Work instructions → All entries that follow are to be printed exactly as written.

[Extracted data entries]
== Segment start ==

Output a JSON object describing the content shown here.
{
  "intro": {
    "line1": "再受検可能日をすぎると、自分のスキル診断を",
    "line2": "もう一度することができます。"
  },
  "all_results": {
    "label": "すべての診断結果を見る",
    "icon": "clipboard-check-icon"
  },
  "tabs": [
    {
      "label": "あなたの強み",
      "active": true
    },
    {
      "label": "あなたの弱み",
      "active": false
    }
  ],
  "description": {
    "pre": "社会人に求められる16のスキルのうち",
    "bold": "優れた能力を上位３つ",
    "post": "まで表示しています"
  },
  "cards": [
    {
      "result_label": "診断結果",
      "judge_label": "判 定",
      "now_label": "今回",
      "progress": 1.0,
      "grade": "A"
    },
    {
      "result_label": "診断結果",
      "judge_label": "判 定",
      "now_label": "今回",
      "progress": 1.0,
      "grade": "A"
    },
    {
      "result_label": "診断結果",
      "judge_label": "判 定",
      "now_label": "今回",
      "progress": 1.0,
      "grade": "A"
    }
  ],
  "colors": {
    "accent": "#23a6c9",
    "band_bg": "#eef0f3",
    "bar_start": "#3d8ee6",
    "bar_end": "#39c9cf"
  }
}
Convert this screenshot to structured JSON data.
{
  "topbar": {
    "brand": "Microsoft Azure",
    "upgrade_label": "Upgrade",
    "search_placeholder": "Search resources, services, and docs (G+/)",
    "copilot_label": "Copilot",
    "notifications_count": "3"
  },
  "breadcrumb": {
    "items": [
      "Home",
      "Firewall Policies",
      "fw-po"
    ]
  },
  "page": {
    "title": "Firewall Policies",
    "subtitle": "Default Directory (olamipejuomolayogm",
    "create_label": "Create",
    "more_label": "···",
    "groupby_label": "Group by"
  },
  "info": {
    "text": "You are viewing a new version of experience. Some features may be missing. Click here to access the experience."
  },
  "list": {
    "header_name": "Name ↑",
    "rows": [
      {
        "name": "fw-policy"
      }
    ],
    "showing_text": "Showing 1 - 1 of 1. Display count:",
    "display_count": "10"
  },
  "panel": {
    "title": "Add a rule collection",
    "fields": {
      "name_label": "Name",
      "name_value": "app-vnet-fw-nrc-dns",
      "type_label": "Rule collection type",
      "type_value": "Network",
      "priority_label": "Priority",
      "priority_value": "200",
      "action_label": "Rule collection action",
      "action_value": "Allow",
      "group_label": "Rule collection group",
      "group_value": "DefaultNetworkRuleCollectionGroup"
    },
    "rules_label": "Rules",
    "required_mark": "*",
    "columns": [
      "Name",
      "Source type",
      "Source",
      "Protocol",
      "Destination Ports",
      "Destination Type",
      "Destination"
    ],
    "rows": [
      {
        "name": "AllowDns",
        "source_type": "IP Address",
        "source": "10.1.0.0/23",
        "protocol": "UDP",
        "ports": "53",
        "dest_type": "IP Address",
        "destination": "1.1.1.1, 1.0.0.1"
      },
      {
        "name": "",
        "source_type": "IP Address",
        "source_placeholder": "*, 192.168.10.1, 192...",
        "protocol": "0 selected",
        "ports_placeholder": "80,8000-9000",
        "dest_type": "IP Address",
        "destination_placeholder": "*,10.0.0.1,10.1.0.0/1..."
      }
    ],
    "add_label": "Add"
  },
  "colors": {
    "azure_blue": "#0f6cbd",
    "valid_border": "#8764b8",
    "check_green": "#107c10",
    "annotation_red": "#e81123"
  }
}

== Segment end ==

Answer to this exercise →
Output a JSON object describing the content shown here.
{
  "intro": {
    "line1": "再受検可能日をすぎると、自分のスキル診断を",
    "line2": "もう一度することができます。"
  },
  "all_results": {
    "label": "すべての診断結果を見る",
    "icon": "clipboard-check-icon"
  },
  "tabs": [
    {
      "label": "あなたの強み",
      "active": true
    },
    {
      "label": "あなたの弱み",
      "active": false
    }
  ],
  "description": {
    "pre": "社会人に求められる16のスキルのうち",
    "bold": "優れた能力を上位３つ",
    "post": "まで表示しています"
  },
  "cards": [
    {
      "result_label": "診断結果",
      "judge_label": "判 定",
      "now_label": "今回",
      "progress": 1.0,
      "grade": "A"
    },
    {
      "result_label": "診断結果",
      "judge_label": "判 定",
      "now_label": "今回",
      "progress": 1.0,
      "grade": "A"
    },
    {
      "result_label": "診断結果",
      "judge_label": "判 定",
      "now_label": "今回",
      "progress": 1.0,
      "grade": "A"
    }
  ],
  "colors": {
    "accent": "#23a6c9",
    "band_bg": "#eef0f3",
    "bar_start": "#3d8ee6",
    "bar_end": "#39c9cf"
  }
}
Convert this screenshot to structured JSON data.
{
  "topbar": {
    "brand": "Microsoft Azure",
    "upgrade_label": "Upgrade",
    "search_placeholder": "Search resources, services, and docs (G+/)",
    "copilot_label": "Copilot",
    "notifications_count": "3"
  },
  "breadcrumb": {
    "items": [
      "Home",
      "Firewall Policies",
      "fw-po"
    ]
  },
  "page": {
    "title": "Firewall Policies",
    "subtitle": "Default Directory (olamipejuomolayogm",
    "create_label": "Create",
    "more_label": "···",
    "groupby_label": "Group by"
  },
  "info": {
    "text": "You are viewing a new version of experience. Some features may be missing. Click here to access the experience."
  },
  "list": {
    "header_name": "Name ↑",
    "rows": [
      {
        "name": "fw-policy"
      }
    ],
    "showing_text": "Showing 1 - 1 of 1. Display count:",
    "display_count": "10"
  },
  "panel": {
    "title": "Add a rule collection",
    "fields": {
      "name_label": "Name",
      "name_value": "app-vnet-fw-nrc-dns",
      "type_label": "Rule collection type",
      "type_value": "Network",
      "priority_label": "Priority",
      "priority_value": "200",
      "action_label": "Rule collection action",
      "action_value": "Allow",
      "group_label": "Rule collection group",
      "group_value": "DefaultNetworkRuleCollectionGroup"
    },
    "rules_label": "Rules",
    "required_mark": "*",
    "columns": [
      "Name",
      "Source type",
      "Source",
      "Protocol",
      "Destination Ports",
      "Destination Type",
      "Destination"
    ],
    "rows": [
      {
        "name": "AllowDns",
        "source_type": "IP Address",
        "source": "10.1.0.0/23",
        "protocol": "UDP",
        "ports": "53",
        "dest_type": "IP Address",
        "destination": "1.1.1.1, 1.0.0.1"
      },
      {
        "name": "",
        "source_type": "IP Address",
        "source_placeholder": "*, 192.168.10.1, 192...",
        "protocol": "0 selected",
        "ports_placeholder": "80,8000-9000",
        "dest_type": "IP Address",
        "destination_placeholder": "*,10.0.0.1,10.1.0.0/1..."
      }
    ],
    "add_label": "Add"
  },
  "colors": {
    "azure_blue": "#0f6cbd",
    "valid_border": "#8764b8",
    "check_green": "#107c10",
    "annotation_red": "#e81123"
  }
}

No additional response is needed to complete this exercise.